By insulating the walls and ceiling, and ensuring any glazing is thermally efficient, this will all aid in keeping the cold out. Neil Ginger, CEO of Origin, says: “The industry standard for double glazing is 24mm and 28mm sealed units — both will help keep your home warm in winter and cool in summer.”

Underfloor heating, or even a woodburning stove, are other solutions to heating the space, especially if you’re not intending to include radiators.

To avoid overheating in the summer, however, think both external and internal. Creating an overhang for instance will help with passive solar gain and provide shade during high sun. Your choice of flooring too can impact on keeping cool. “Having a stone floor, a screed above the insulation and allowing for cross-through ventilation will all help keep the room cool in the summer, too,” says Carol Parry from Arboreta.

Window openings can also provide instant relief. For a truly ‘four-season sunroom’, however, specifying a mechanical recovery heat ventilation system will provide you with a fully ventilated space. Air conditioning systems, ceiling fans and shades/blinds are other alternatives to cool the space during high temperatures.

Daisy Jeffery

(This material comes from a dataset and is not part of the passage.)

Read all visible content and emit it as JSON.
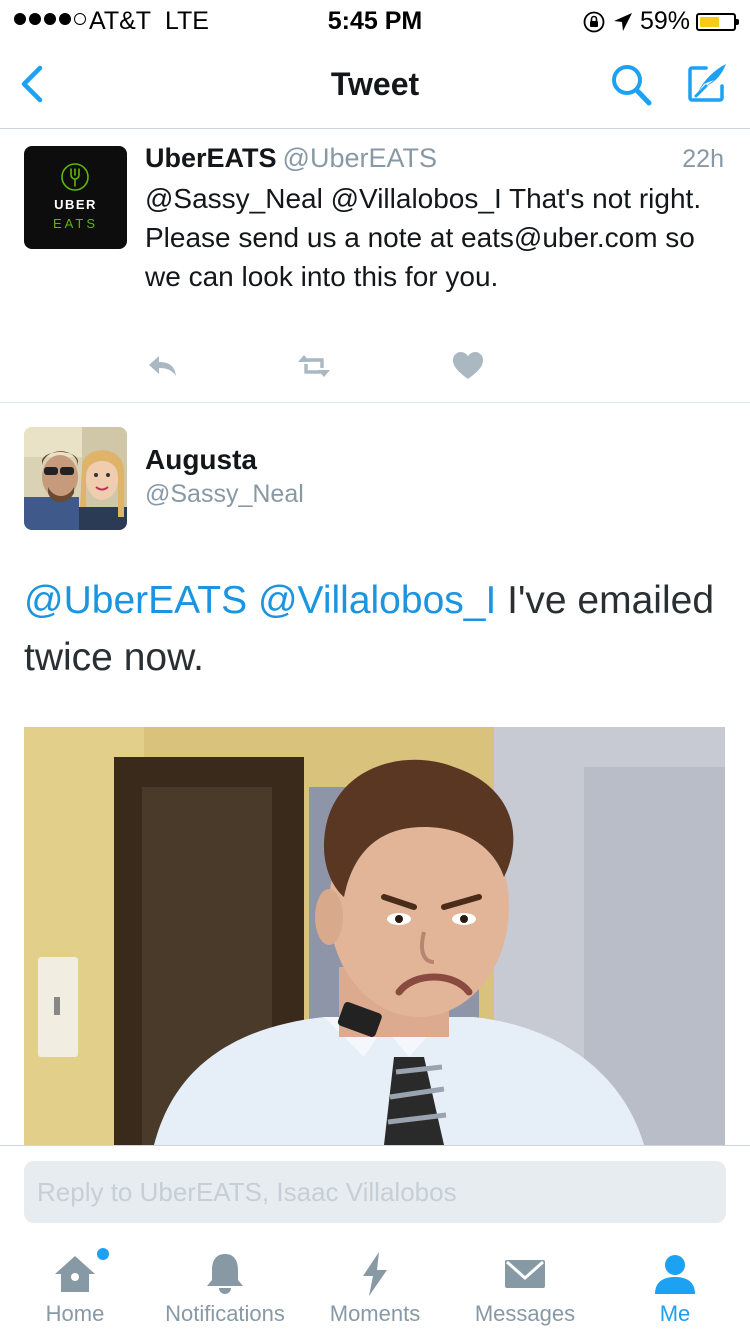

Daisy was Features Editor on Homebuilding & Renovating magazine for more than five years and had a passion for all things design. She has since moved on to pastures new.